■ WORK INSTRUCTIONS ■
Look through the entries below and report every line that has "JSON".

Interface dataset entries
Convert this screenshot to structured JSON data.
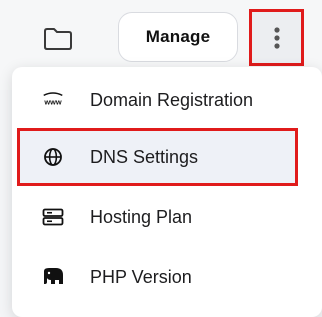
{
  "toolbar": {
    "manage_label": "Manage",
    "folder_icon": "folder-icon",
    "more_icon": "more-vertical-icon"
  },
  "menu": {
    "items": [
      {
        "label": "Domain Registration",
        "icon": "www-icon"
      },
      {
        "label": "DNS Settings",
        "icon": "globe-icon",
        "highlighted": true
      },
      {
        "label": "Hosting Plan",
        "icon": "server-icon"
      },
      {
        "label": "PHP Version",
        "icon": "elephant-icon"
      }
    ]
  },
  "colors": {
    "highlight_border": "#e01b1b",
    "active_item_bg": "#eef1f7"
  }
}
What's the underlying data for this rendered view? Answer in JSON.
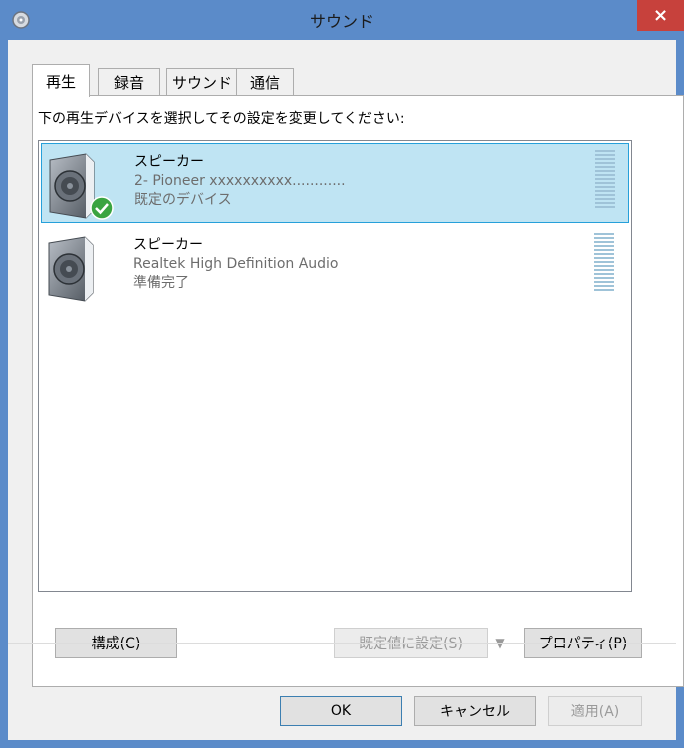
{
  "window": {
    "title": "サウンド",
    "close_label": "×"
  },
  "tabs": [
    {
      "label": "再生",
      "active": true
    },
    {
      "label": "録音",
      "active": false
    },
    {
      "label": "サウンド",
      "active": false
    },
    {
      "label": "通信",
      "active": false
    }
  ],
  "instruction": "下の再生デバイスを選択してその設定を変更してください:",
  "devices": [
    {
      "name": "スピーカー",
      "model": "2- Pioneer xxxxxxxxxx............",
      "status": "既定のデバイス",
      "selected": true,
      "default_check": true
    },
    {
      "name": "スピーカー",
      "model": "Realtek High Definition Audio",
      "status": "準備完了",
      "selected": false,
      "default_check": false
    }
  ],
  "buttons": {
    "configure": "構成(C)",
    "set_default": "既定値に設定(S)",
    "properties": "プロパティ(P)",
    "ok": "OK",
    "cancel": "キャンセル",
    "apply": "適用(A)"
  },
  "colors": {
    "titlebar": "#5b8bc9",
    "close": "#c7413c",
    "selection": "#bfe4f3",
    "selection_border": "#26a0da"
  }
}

■ ANSWER SECTION ■
Convert this screenshot to structured JSON data.
What's the underlying data for this rendered view? Answer in JSON.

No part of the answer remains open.